The announcement was made by New York Governor Andrew Cuomo on Saturday, one day after the passing of the iconic jurist, who said that the statue would honor Ginsburg's "life and legacy."
Late Supreme Court Justice Ruth Bader Ginsburg at the taping of "The Kalb Report" at the National Press Club in Washington, DC. | Photo: Alex Wong/Getty Images
A SYMBOL OF JUSTICE AND INTEGRITY
According to Cuomo, the statue will be built and placed in Brooklyn, her hometown, as a physical reminder of Ginsburg's contributions to the country and to serve as inspiration for future generations. He added:
"Justice Ruth Bader Ginsburg selflessly pursued truth and justice in a world of division, giving voice to the voiceless and uplifting those who were pushed aside by forces of hate and indifference."
Besides hailing the late 87-year-old's crucial role in gender equity and civil rights movements, Cuomo recalled how Ginsburg continued to work despite "several bouts of cancer."
The Supreme Court announced that a private interment service for Ginsburg will be held at Arlington National Cemetery.
A LONG HISTORY OF HEALTH PROBLEMS
As aforementioned, the Justice lost the battle to metastatic cancer, but she never gave in to the disease. In fact, she refused to walk away from the Supreme court even while receiving chemotherapy treatment:
"I have often said I would remain a member of the Court as long as I can do the job full steam. I remain fully able to do that."
Ginsburg had a long history of cancer-related scares. In 1999, she underwent surgery for colorectal cancer and ten years later she was diagnosed with pancreatic cancer.
In late 2018, the Justice was learned that she had lung cancer and started receiving chemotherapy treatment for a recurrence of pancreatic cancer in July of 2020.
Former United States President Bill Clinton applauding Judge Ruth Bader Ginsburg after Supreme Court nominee's acceptance speech at the White House Rose Garden in Washington D.C. | Photo: Dirck Halstead/The LIFE Images Collection via Getty Images/Getty Images
REMEMBERED BY BILL CLINTON
According to the 74-year-old, Ginsburg was "one of the most extraordinary Justices ever to serve on the Supreme Court" and praised her for moving the country closer "to a more perfect union."

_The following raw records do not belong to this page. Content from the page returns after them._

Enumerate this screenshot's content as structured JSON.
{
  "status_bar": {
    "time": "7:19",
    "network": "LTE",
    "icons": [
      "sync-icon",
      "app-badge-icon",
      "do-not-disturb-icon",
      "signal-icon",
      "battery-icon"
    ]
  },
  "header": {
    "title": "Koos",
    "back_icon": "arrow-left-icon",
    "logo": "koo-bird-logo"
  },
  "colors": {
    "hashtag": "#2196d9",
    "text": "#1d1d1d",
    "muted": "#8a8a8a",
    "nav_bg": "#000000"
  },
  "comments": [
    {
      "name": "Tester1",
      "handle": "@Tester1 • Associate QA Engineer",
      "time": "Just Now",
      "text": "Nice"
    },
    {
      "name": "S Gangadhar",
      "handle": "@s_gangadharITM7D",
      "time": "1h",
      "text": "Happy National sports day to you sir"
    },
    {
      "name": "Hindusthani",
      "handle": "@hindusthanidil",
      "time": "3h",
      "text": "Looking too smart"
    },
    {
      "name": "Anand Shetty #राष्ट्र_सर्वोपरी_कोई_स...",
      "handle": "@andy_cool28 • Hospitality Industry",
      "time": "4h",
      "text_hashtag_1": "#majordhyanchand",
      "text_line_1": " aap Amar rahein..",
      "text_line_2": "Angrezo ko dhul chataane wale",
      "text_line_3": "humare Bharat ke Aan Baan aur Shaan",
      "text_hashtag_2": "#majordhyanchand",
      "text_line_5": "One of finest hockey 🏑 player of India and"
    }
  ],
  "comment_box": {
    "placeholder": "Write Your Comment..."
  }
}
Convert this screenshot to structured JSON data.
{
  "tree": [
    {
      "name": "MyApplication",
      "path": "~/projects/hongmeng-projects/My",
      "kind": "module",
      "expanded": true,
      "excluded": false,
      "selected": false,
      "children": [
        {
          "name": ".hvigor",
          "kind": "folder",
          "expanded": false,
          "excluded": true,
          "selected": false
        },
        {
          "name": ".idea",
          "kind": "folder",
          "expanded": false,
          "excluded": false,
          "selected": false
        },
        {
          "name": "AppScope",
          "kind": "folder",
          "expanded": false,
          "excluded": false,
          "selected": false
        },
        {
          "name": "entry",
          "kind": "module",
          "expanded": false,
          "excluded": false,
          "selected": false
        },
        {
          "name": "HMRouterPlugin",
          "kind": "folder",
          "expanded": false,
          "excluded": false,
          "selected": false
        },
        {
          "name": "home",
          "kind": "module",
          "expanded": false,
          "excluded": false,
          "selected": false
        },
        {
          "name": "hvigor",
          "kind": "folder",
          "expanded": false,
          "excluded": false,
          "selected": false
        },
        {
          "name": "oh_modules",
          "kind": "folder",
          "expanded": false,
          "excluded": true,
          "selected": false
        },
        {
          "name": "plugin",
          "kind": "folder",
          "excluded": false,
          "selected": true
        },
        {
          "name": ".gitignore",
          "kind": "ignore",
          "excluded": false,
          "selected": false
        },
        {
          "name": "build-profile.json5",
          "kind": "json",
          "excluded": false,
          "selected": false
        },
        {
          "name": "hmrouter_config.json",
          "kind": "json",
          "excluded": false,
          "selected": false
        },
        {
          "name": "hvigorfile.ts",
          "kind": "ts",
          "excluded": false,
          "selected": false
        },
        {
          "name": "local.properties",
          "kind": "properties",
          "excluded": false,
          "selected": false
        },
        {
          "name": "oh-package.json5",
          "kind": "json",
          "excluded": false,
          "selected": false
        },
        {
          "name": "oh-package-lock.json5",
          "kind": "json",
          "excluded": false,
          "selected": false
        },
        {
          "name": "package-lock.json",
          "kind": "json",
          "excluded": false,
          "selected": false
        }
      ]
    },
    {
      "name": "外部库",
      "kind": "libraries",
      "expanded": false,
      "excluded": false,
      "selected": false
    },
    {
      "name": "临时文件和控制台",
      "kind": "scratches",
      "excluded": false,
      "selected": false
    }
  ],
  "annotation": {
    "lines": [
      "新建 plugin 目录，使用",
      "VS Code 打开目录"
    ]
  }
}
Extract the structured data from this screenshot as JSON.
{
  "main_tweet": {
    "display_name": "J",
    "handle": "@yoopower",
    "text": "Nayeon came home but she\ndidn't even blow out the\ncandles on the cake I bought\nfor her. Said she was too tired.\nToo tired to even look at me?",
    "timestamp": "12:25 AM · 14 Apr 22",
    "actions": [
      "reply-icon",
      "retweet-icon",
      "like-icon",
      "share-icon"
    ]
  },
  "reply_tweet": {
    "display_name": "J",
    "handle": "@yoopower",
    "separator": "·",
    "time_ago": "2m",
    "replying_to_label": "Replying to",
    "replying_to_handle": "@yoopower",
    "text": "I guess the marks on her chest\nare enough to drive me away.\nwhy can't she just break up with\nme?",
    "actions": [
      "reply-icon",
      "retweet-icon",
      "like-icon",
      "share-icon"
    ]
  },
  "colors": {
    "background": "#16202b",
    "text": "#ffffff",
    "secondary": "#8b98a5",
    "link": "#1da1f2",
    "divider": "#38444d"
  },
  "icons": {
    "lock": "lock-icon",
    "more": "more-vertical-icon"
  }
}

On Friday, the Supreme Court announced that a private interment service for Ginsburg will be held at Arlington National Cemetery. The date and time are yet to be revealed.